We waited and waited and waited. Now, he’s back.
Rockets guard Russell Westbrook had quite a bit of rust (Russ-t?) to shake off on Saturday (3-for-13 shooting in 24 minutes), but his presence during Game 5 was undoubtedly a morale boost for a reeling Rockets club.
First Takeaway: Harden Was Choosy And Efficient
Thunder rookie guard Lu Dort has forced the Rockets to get creative in order for James Harden to have clean looks at the basket. Houston’s plan for Game 5? Screen Dort until the buzzer sounds.
Harden went 6-for-7 from the field against Dort on Saturday night. Four of Harden’s makes were aided by a variety of screens aimed at preventing the defensive stalwart the space to derail the MVP finalist like he had in recent games.
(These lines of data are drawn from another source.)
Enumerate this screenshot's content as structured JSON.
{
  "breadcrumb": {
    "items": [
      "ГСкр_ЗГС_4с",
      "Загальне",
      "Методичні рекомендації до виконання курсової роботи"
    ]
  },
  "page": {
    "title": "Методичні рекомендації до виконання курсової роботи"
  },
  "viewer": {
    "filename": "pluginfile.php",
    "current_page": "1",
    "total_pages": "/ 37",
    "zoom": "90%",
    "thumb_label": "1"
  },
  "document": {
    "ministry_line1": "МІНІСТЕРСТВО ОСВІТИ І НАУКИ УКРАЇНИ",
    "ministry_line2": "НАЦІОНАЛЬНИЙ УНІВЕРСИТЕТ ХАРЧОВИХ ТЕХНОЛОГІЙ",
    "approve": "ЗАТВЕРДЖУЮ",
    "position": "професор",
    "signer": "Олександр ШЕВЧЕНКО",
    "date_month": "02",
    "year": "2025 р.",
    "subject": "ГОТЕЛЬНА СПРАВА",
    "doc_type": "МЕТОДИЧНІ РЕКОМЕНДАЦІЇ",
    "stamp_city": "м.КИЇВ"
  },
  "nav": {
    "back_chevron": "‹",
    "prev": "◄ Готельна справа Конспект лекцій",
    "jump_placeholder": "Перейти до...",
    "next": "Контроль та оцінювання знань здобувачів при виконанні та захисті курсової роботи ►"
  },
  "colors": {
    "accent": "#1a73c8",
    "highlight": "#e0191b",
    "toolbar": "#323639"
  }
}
The Rockets had success screening Dort in spurts earlier in the series, but they had no reservations running to the well over and over in Game 5.
Second Takeaway: A Costly Ejection
Dennis Schroder has been the biggest reason why the Thunder roared back to tie the series earlier this week. After OKC managed just 14 points in the opening quarter, Schroder morphed into the super reserve that he is when he scored 16 in the second quarter to pull the Thunder within three at the break.
Another familiar theme in this series is Houston starting the third quarter firing on all cylinders. On Saturday, Houston’s three-point halftime lead ballooned to 20. Oklahoma City had no answer.
Then, this happened.
During a play like this, it is important to remember that the referees will make their judgments based on the videotape.
The referees neither have the capability nor the time to perform brain scans and read the minds of Schroder or P.J. Tucker at the scorer’s table. If they did, a) that would be incredible science and b) we would righteously complain more than we already do about video review.
Based on the videotape, Schroder tapped Tucker in an uncomfortable part of the male anatomy. Based on the videotape, Tucker headbutted Schroder in a retaliatory act. Both were assessed flagrant fouls and were ejected from the game. This was the correct call.
Whatever small hope the Thunder had for a comeback win followed Schroder to the OKC locker room.
Third Takeaway: The Elephant In The Room
I don’t think we discuss the effects of players living their entire lives inside the Orlando bubble nearly enough. Certainly, us non-professional athletes can relate. Every one of us have had to pause (or are still paused) and rework our lives in order to stay inside for an extended period of time.
Staying in a confined area, however, does not close anyone off from our own personal problems or the rest of the world’s problems.
Former Thunder and current Clippers forward Paul George opened up this week on his experiences living in the bubble. George didn’t feel like himself. Unfortunately, his feelings translated to the basketball floor. Via ESPN:
"It was just a little bit of everything," George later explained when asked what he meant. "I underestimated mental health, honestly. I had anxiety. A little bit of depression. Just being locked in here. I just wasn't there. I checked out.
"Games 2, 3, 4, I wasn't there. I felt like I wasn't there. Shout-out to the people that were in my corner, that gave me words. They helped big time, help get me right, [get] me back in great spirits. I can't thank them enough."
The police shooting of Jacob Blake, a 29-year-old Black man in Kenosha, Wisconsin, was another reminder to players that society’s ills do not go away in the bubble. The shooting especially affected Black players, who make up a majority of the NBA.
One of the players’ goals was to emphasize and underscore the specific instances of police violence against Black Americans when play resumed.
These athletes possess other-worldly abilities and, at the same time, are all flesh and blood like the rest of us.
Speaking of other-worldly, that’s the kind of effort the Thunder will need to push this series to a seventh and deciding game.
Game 6 is set to tip at 8 p.m. Monday.